Element data from apps and pages
::::::
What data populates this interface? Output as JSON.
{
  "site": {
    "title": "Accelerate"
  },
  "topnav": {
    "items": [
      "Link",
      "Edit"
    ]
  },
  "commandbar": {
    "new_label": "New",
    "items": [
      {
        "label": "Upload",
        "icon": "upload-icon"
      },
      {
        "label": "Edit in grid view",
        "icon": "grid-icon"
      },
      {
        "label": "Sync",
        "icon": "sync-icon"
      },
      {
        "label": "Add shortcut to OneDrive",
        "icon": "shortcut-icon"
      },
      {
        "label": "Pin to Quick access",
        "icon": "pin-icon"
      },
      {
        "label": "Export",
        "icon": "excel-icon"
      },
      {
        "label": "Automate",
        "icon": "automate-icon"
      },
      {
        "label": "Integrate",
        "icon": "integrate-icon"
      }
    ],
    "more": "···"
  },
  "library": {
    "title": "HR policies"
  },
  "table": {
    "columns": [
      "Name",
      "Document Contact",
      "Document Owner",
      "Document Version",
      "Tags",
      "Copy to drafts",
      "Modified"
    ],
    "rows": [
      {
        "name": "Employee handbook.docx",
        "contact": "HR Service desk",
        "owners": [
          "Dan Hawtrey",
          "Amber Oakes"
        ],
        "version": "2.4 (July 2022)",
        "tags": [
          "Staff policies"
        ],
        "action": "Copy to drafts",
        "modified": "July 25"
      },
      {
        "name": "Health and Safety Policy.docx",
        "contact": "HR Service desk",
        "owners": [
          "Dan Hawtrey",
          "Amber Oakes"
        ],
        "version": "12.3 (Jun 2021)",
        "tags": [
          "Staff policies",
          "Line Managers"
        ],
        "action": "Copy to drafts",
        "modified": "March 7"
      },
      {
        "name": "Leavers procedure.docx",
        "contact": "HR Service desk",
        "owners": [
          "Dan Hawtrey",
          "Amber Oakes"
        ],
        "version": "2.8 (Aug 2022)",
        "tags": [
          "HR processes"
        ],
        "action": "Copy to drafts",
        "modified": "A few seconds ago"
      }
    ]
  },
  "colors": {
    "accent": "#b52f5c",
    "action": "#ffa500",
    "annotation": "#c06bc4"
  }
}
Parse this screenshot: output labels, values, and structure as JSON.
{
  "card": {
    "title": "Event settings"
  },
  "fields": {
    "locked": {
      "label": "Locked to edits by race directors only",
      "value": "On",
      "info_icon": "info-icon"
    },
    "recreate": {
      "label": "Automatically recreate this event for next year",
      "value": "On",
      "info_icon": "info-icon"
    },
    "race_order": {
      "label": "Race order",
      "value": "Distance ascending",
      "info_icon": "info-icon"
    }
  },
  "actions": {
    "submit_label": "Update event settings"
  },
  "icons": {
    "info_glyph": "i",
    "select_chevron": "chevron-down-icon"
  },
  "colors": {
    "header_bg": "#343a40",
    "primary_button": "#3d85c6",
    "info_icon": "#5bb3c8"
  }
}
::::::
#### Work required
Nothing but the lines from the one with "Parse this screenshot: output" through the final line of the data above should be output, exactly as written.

#### Solution for this problem
Parse this screenshot: output labels, values, and structure as JSON.
{
  "card": {
    "title": "Event settings"
  },
  "fields": {
    "locked": {
      "label": "Locked to edits by race directors only",
      "value": "On",
      "info_icon": "info-icon"
    },
    "recreate": {
      "label": "Automatically recreate this event for next year",
      "value": "On",
      "info_icon": "info-icon"
    },
    "race_order": {
      "label": "Race order",
      "value": "Distance ascending",
      "info_icon": "info-icon"
    }
  },
  "actions": {
    "submit_label": "Update event settings"
  },
  "icons": {
    "info_glyph": "i",
    "select_chevron": "chevron-down-icon"
  },
  "colors": {
    "header_bg": "#343a40",
    "primary_button": "#3d85c6",
    "info_icon": "#5bb3c8"
  }
}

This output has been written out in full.